Baldessarini, R.J. & Viguera, A.C. (1995) Neuroleptic withdrawal in schizophrenic patients. Commentary in Archives of General Psychiatry, 52, 189 – 192.
Bola, J. (2006) Medication-Free Research in Early Episode Schizophrenia: Evidence of Long-Term Harm? Schizophrenia Bulletin 32, 2, 288–296.
Bola, J., Kao, D., & Haluk, S. (2012) Antipsychotic Medication for Early-Episode Schizophrenia Schizophrenia Bulletin, 38, 1, 23–25,
Harrow, M., Jobe, T. & Faull, R. (2012) Do all schizophrenia patients need antipsychotic treatment continuously throughout their life time? A 20-year longitudinal study. Psychological Medicine published online, 17 February 2012. Accessed at CJO 2012 doi:10.1017/S0033291712000220 28th February 2012.
Girgis RR, Phillips MR, Li X, Li K, Jiang H, Wu C, et al. (2011) Clozapine v. chlorpromazine in treatment-naive, first-episode schizophrenia: 9-year randomised clinical trial. British Journal of Psychiatry; 199: 281–8.
Jones PB, Barnes TRE, Davies L, Dunn G, Lloyd H, Hayhurst KP, et al. (2006) Randomized controlled trial of the effect on quality of life of second- vs first-generation antipsychotic drugs in schizophrenia: Cost Utility of the LatestAntipsychotic drugs in Schizophrenia Study (CUtLASS 1). Archives of General Psychiatry; 63: 1079–87.
Kendall, T. (2011) The rise and fall of the atypical antipsychotics. British Journal of Pychiatry, 199, 266–268.

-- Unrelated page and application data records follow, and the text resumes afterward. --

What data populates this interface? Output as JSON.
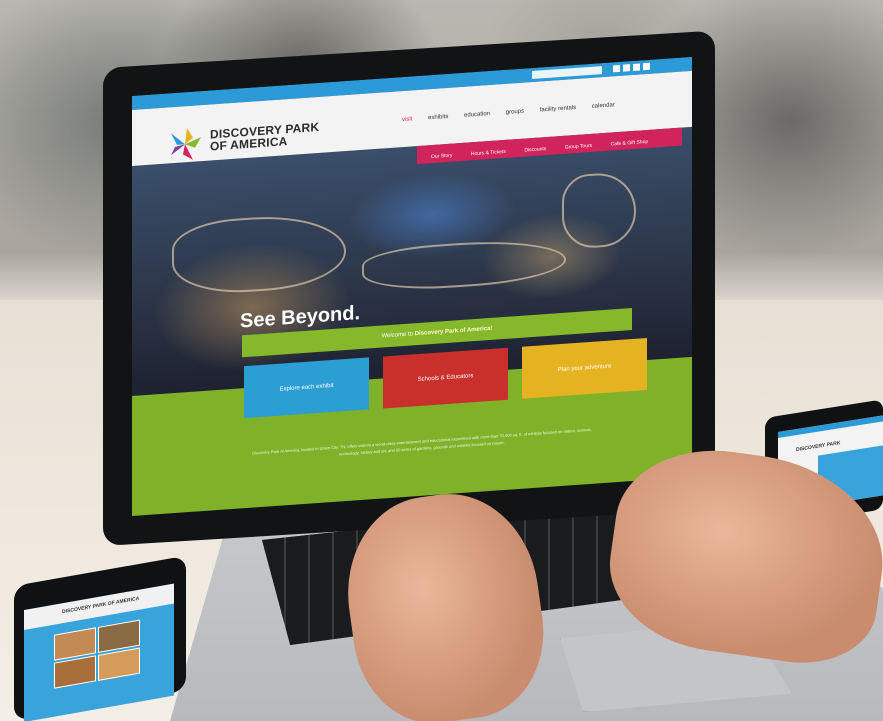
{
  "site": {
    "logo_line1": "DISCOVERY PARK",
    "logo_line2": "OF AMERICA",
    "nav": [
      "visit",
      "exhibits",
      "education",
      "groups",
      "facility rentals",
      "calendar"
    ],
    "subnav": [
      "Our Story",
      "Hours & Tickets",
      "Discounts",
      "Group Tours",
      "Cafe & Gift Shop"
    ],
    "hero_headline": "See Beyond.",
    "welcome_prefix": "Welcome to",
    "welcome_name": "Discovery Park of America!",
    "tiles": [
      "Explore each exhibit",
      "Schools & Educators",
      "Plan your adventure"
    ],
    "about": "Discovery Park of America, located in Union City, TN, offers visitors a world-class entertainment and educational experience with more than 70,000 sq. ft. of exhibits focused on nature, science, technology, history and art, and 50 acres of gardens, grounds and exhibits focused on nature."
  },
  "phone": {
    "title": "DISCOVERY PARK OF AMERICA"
  },
  "tablet": {
    "title": "DISCOVERY PARK"
  },
  "colors": {
    "topbar": "#2d9ad8",
    "accent_pink": "#d1245d",
    "green": "#86b82b",
    "tile_blue": "#2b9fd4",
    "tile_red": "#c9302c",
    "tile_yellow": "#e5b321"
  }
}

Kerwin, R. (1995) Clozapine: back to the future for schizophrenia research. Lancet; 345: 1063–4.
Leucht S, Corves C, Arbter D, Engel RR, Li C, Davis JM. (2009) Second-generation versus first-generation antipsychotic drugs for schizophrenia: a metaanalysis. Lancet; 373: 31–41.
Lieberman JA, Stroup TS, McEvoy JP, Swartz MS, Rosenheck RA, Perkins DO, et al. (2005) Effectiveness of antipsychotic drugs in patients with chronic schizophrenia. New England Journal of Medicine; 353: 1209–23.
Moerman, D. (2002) Meaning, medicine and the ‘placebo effect’. Cambridge: Cambridge University Press.
Moncrieff, J. (2008) The Myth of the Chemical Cure: A Critique of Psychiatric Drug Treatment. Basingstoke, Palgrave
Spielmans, G. & Parry, P. (2009) From Evidence-based Medicine to Marketing-based Medicine: Evidence from Internal Industry Documents. Bioethical Inquiry DOI 10.1007/s11673-010-9208-8 (Accessed 29th Feb 2012)
Thomas, P., Bracken, P & Timimi, S. (2012) The Limits of Evidence-Based Medicine in Psychiatry. In Press, Philosophy, Psychiatry and Psychology.
Thornley, B. & Adams, C. (1998) Content and quality of 2000 controlled trials in schizophrenia over 50 years. British Medical Journal, 317;1181-1184.
Viguera, A., Baldessarini, R., Hegarty, J., van Kammen, D. & Tohen, M. (1997) Clinical risk following abrupt and gradual withdrawal of maintenance neuroleptic treatment. Arch Gen Psychiatry 54, 49-55.